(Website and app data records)
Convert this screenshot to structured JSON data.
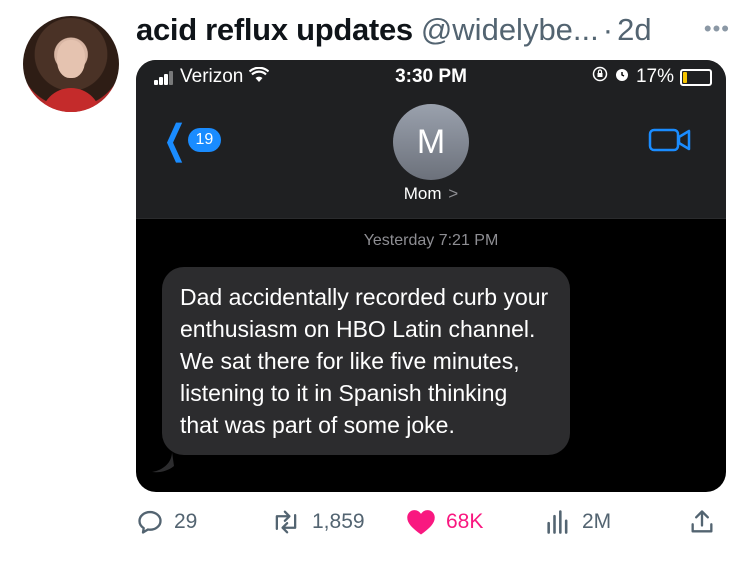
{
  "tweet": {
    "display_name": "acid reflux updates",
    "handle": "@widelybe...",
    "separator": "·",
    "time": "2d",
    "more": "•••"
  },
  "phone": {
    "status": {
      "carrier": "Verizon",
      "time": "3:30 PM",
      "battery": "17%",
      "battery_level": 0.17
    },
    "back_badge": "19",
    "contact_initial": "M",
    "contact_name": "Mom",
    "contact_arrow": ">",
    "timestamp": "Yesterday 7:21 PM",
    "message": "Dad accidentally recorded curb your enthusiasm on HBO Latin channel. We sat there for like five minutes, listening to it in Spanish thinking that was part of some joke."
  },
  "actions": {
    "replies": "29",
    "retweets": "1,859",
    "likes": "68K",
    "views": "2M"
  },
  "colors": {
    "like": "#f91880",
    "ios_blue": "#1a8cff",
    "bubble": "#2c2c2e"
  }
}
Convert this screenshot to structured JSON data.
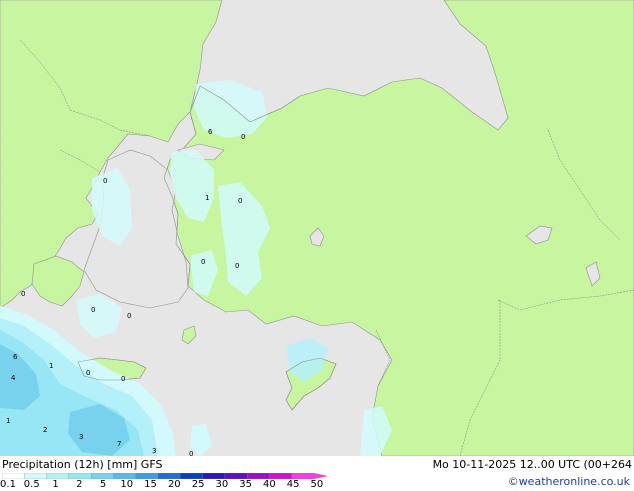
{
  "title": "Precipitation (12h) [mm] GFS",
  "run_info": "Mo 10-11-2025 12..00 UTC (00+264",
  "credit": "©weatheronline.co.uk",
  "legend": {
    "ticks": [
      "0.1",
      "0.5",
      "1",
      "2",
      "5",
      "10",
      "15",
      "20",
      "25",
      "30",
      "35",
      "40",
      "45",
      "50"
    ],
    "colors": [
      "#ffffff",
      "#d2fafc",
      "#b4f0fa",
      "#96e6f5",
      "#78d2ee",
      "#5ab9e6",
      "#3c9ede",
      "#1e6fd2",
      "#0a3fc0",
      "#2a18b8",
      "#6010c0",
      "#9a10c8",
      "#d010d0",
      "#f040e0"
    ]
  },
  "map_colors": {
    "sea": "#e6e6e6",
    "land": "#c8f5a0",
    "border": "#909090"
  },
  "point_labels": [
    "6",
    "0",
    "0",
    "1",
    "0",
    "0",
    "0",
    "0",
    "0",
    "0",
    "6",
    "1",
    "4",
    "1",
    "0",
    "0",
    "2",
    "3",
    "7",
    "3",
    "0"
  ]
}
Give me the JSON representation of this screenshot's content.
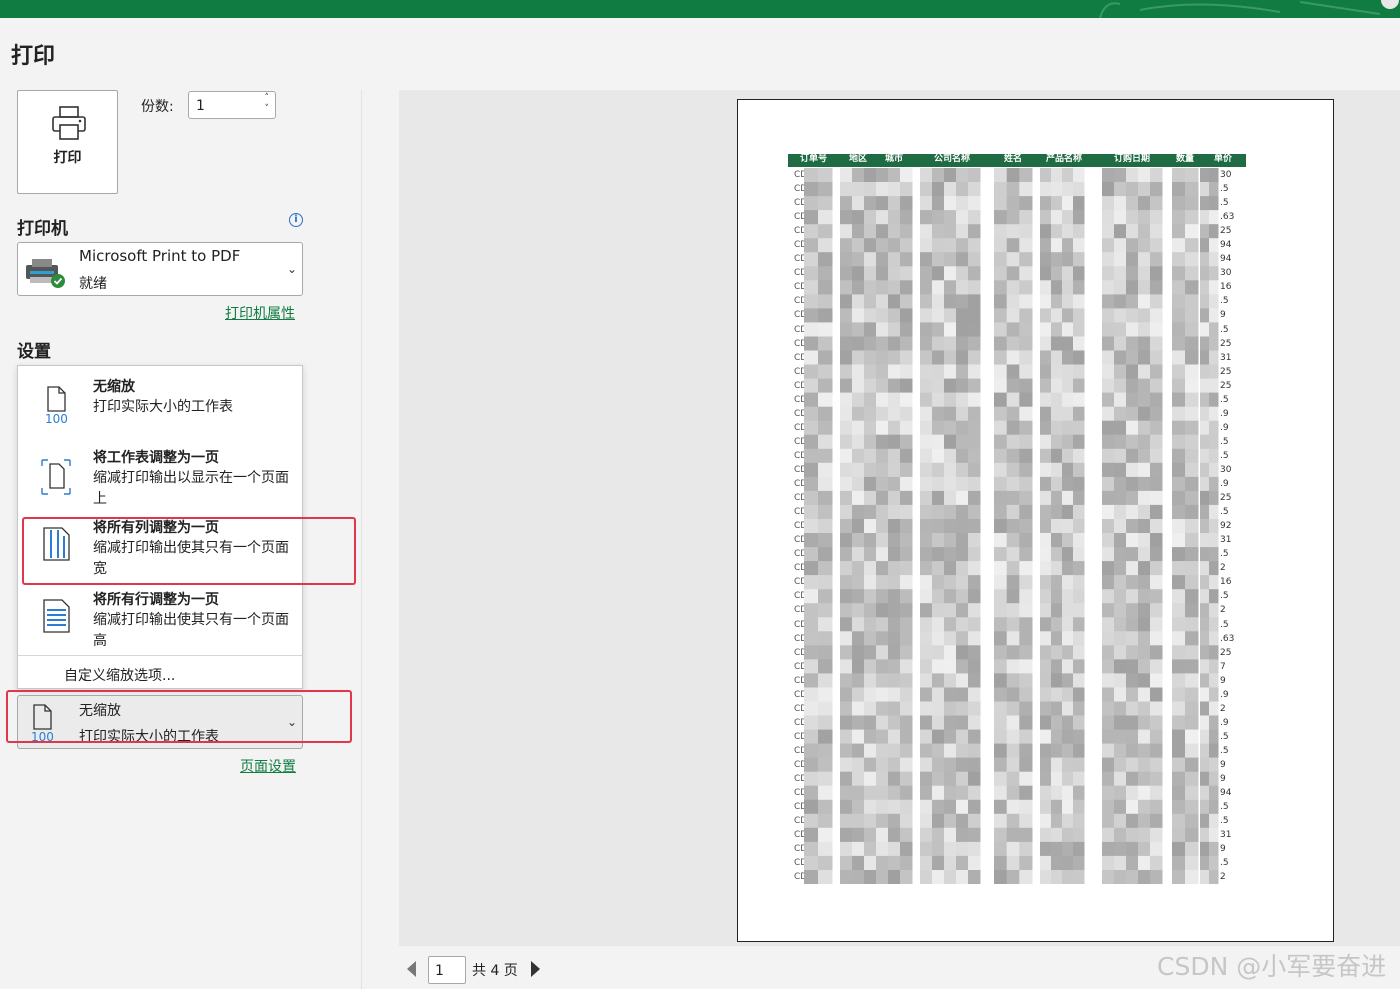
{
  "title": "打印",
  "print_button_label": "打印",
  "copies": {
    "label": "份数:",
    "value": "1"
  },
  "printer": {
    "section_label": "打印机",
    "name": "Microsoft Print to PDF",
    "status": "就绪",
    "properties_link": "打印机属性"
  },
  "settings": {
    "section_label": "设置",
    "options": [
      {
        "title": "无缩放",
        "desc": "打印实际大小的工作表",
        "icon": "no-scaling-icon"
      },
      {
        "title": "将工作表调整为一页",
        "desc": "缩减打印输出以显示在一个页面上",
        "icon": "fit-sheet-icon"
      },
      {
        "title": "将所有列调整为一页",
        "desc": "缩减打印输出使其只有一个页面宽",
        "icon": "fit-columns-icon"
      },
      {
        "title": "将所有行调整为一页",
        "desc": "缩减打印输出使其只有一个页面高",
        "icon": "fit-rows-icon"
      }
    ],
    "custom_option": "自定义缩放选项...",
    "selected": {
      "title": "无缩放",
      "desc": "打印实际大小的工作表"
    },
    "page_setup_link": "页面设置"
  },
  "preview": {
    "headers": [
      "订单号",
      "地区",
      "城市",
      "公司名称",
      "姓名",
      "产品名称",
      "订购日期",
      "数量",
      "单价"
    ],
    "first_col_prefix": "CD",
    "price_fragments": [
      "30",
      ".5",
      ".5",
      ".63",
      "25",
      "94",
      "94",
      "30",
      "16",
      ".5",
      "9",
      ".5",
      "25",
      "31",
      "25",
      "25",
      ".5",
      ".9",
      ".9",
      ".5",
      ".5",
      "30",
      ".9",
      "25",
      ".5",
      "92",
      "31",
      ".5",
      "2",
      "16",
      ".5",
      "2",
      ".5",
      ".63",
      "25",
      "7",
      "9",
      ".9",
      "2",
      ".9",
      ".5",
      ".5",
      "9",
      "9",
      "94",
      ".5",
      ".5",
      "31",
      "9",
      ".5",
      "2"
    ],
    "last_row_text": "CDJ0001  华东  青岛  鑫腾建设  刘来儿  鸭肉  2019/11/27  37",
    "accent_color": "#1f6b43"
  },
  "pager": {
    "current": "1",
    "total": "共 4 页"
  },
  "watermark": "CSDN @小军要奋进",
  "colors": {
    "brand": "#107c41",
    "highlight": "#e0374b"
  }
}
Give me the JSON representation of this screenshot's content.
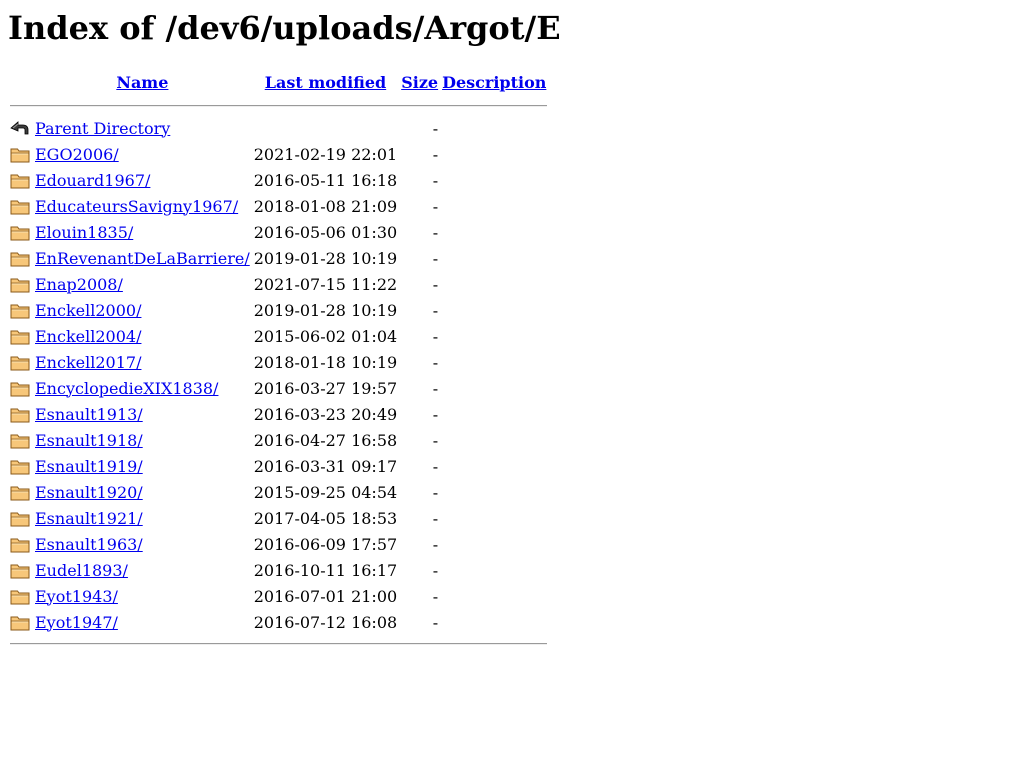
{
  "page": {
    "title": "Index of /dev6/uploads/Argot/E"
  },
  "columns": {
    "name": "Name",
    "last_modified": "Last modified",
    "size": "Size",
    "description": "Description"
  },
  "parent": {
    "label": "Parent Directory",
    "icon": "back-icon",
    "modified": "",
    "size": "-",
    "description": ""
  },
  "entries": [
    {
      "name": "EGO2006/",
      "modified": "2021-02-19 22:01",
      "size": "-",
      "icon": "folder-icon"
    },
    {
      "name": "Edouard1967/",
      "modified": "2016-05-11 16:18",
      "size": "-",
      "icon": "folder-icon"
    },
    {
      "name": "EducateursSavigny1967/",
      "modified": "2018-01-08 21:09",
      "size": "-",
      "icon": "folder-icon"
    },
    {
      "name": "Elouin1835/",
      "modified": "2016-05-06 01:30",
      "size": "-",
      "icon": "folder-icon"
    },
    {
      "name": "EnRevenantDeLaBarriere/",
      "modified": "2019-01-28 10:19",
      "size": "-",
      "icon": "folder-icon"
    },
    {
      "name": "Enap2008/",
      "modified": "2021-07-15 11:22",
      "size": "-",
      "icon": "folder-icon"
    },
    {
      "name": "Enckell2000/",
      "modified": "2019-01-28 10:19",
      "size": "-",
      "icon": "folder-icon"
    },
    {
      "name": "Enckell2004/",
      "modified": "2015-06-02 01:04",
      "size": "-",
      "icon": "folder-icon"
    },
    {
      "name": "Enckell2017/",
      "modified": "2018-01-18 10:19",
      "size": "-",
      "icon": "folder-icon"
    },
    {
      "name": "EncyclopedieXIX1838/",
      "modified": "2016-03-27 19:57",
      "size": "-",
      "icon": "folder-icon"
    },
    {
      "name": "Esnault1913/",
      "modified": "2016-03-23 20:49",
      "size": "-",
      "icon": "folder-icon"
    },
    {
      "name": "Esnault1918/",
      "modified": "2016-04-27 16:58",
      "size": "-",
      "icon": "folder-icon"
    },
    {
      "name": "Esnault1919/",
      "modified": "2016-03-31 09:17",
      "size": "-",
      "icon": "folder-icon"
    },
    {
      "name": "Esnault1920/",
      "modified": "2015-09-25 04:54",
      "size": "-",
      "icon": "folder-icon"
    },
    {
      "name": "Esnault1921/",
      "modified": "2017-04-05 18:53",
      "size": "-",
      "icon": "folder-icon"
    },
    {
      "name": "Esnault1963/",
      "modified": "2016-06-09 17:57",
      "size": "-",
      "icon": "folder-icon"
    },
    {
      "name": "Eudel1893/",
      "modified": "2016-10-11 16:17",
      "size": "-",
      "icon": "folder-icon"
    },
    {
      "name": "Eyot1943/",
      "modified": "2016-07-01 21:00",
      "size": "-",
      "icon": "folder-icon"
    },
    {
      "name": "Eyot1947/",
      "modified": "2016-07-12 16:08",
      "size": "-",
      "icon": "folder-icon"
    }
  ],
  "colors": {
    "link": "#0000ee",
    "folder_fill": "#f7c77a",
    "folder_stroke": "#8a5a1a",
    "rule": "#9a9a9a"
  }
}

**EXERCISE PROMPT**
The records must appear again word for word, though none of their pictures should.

**OUTPUT**
Convert this screenshot to structured JSON data.
{
  "tweet": {
    "display_name": "acid reflux updates",
    "handle": "@widelybe...",
    "separator": "·",
    "time": "2d",
    "more": "•••"
  },
  "phone": {
    "status": {
      "carrier": "Verizon",
      "time": "3:30 PM",
      "battery": "17%",
      "battery_level": 0.17
    },
    "back_badge": "19",
    "contact_initial": "M",
    "contact_name": "Mom",
    "contact_arrow": ">",
    "timestamp": "Yesterday 7:21 PM",
    "message": "Dad accidentally recorded curb your enthusiasm on HBO Latin channel. We sat there for like five minutes, listening to it in Spanish thinking that was part of some joke."
  },
  "actions": {
    "replies": "29",
    "retweets": "1,859",
    "likes": "68K",
    "views": "2M"
  },
  "colors": {
    "like": "#f91880",
    "ios_blue": "#1a8cff",
    "bubble": "#2c2c2e"
  }
}
Convert this screenshot to structured JSON data.
{
  "title": "Precipitation (12h) [mm] GFS",
  "run_info": "Mo 10-11-2025 12..00 UTC (00+264",
  "credit": "©weatheronline.co.uk",
  "legend": {
    "ticks": [
      "0.1",
      "0.5",
      "1",
      "2",
      "5",
      "10",
      "15",
      "20",
      "25",
      "30",
      "35",
      "40",
      "45",
      "50"
    ],
    "colors": [
      "#ffffff",
      "#d2fafc",
      "#b4f0fa",
      "#96e6f5",
      "#78d2ee",
      "#5ab9e6",
      "#3c9ede",
      "#1e6fd2",
      "#0a3fc0",
      "#2a18b8",
      "#6010c0",
      "#9a10c8",
      "#d010d0",
      "#f040e0"
    ]
  },
  "map_colors": {
    "sea": "#e6e6e6",
    "land": "#c8f5a0",
    "border": "#909090"
  },
  "point_labels": [
    "6",
    "0",
    "0",
    "1",
    "0",
    "0",
    "0",
    "0",
    "0",
    "0",
    "6",
    "1",
    "4",
    "1",
    "0",
    "0",
    "2",
    "3",
    "7",
    "3",
    "0"
  ]
}
Give me the JSON representation of this screenshot's content.
{
  "title": "打印",
  "print_button_label": "打印",
  "copies": {
    "label": "份数:",
    "value": "1"
  },
  "printer": {
    "section_label": "打印机",
    "name": "Microsoft Print to PDF",
    "status": "就绪",
    "properties_link": "打印机属性"
  },
  "settings": {
    "section_label": "设置",
    "options": [
      {
        "title": "无缩放",
        "desc": "打印实际大小的工作表",
        "icon": "no-scaling-icon"
      },
      {
        "title": "将工作表调整为一页",
        "desc": "缩减打印输出以显示在一个页面上",
        "icon": "fit-sheet-icon"
      },
      {
        "title": "将所有列调整为一页",
        "desc": "缩减打印输出使其只有一个页面宽",
        "icon": "fit-columns-icon"
      },
      {
        "title": "将所有行调整为一页",
        "desc": "缩减打印输出使其只有一个页面高",
        "icon": "fit-rows-icon"
      }
    ],
    "custom_option": "自定义缩放选项...",
    "selected": {
      "title": "无缩放",
      "desc": "打印实际大小的工作表"
    },
    "page_setup_link": "页面设置"
  },
  "preview": {
    "headers": [
      "订单号",
      "地区",
      "城市",
      "公司名称",
      "姓名",
      "产品名称",
      "订购日期",
      "数量",
      "单价"
    ],
    "first_col_prefix": "CD",
    "price_fragments": [
      "30",
      ".5",
      ".5",
      ".63",
      "25",
      "94",
      "94",
      "30",
      "16",
      ".5",
      "9",
      ".5",
      "25",
      "31",
      "25",
      "25",
      ".5",
      ".9",
      ".9",
      ".5",
      ".5",
      "30",
      ".9",
      "25",
      ".5",
      "92",
      "31",
      ".5",
      "2",
      "16",
      ".5",
      "2",
      ".5",
      ".63",
      "25",
      "7",
      "9",
      ".9",
      "2",
      ".9",
      ".5",
      ".5",
      "9",
      "9",
      "94",
      ".5",
      ".5",
      "31",
      "9",
      ".5",
      "2"
    ],
    "last_row_text": "CDJ0001  华东  青岛  鑫腾建设  刘来儿  鸭肉  2019/11/27  37",
    "accent_color": "#1f6b43"
  },
  "pager": {
    "current": "1",
    "total": "共 4 页"
  },
  "watermark": "CSDN @小军要奋进",
  "colors": {
    "brand": "#107c41",
    "highlight": "#e0374b"
  }
}
Give me the JSON representation of this screenshot's content.
{
  "page": {
    "title": "Index of /dev6/uploads/Argot/E"
  },
  "columns": {
    "name": "Name",
    "last_modified": "Last modified",
    "size": "Size",
    "description": "Description"
  },
  "parent": {
    "label": "Parent Directory",
    "icon": "back-icon",
    "modified": "",
    "size": "-",
    "description": ""
  },
  "entries": [
    {
      "name": "EGO2006/",
      "modified": "2021-02-19 22:01",
      "size": "-",
      "icon": "folder-icon"
    },
    {
      "name": "Edouard1967/",
      "modified": "2016-05-11 16:18",
      "size": "-",
      "icon": "folder-icon"
    },
    {
      "name": "EducateursSavigny1967/",
      "modified": "2018-01-08 21:09",
      "size": "-",
      "icon": "folder-icon"
    },
    {
      "name": "Elouin1835/",
      "modified": "2016-05-06 01:30",
      "size": "-",
      "icon": "folder-icon"
    },
    {
      "name": "EnRevenantDeLaBarriere/",
      "modified": "2019-01-28 10:19",
      "size": "-",
      "icon": "folder-icon"
    },
    {
      "name": "Enap2008/",
      "modified": "2021-07-15 11:22",
      "size": "-",
      "icon": "folder-icon"
    },
    {
      "name": "Enckell2000/",
      "modified": "2019-01-28 10:19",
      "size": "-",
      "icon": "folder-icon"
    },
    {
      "name": "Enckell2004/",
      "modified": "2015-06-02 01:04",
      "size": "-",
      "icon": "folder-icon"
    },
    {
      "name": "Enckell2017/",
      "modified": "2018-01-18 10:19",
      "size": "-",
      "icon": "folder-icon"
    },
    {
      "name": "EncyclopedieXIX1838/",
      "modified": "2016-03-27 19:57",
      "size": "-",
      "icon": "folder-icon"
    },
    {
      "name": "Esnault1913/",
      "modified": "2016-03-23 20:49",
      "size": "-",
      "icon": "folder-icon"
    },
    {
      "name": "Esnault1918/",
      "modified": "2016-04-27 16:58",
      "size": "-",
      "icon": "folder-icon"
    },
    {
      "name": "Esnault1919/",
      "modified": "2016-03-31 09:17",
      "size": "-",
      "icon": "folder-icon"
    },
    {
      "name": "Esnault1920/",
      "modified": "2015-09-25 04:54",
      "size": "-",
      "icon": "folder-icon"
    },
    {
      "name": "Esnault1921/",
      "modified": "2017-04-05 18:53",
      "size": "-",
      "icon": "folder-icon"
    },
    {
      "name": "Esnault1963/",
      "modified": "2016-06-09 17:57",
      "size": "-",
      "icon": "folder-icon"
    },
    {
      "name": "Eudel1893/",
      "modified": "2016-10-11 16:17",
      "size": "-",
      "icon": "folder-icon"
    },
    {
      "name": "Eyot1943/",
      "modified": "2016-07-01 21:00",
      "size": "-",
      "icon": "folder-icon"
    },
    {
      "name": "Eyot1947/",
      "modified": "2016-07-12 16:08",
      "size": "-",
      "icon": "folder-icon"
    }
  ],
  "colors": {
    "link": "#0000ee",
    "folder_fill": "#f7c77a",
    "folder_stroke": "#8a5a1a",
    "rule": "#9a9a9a"
  }
}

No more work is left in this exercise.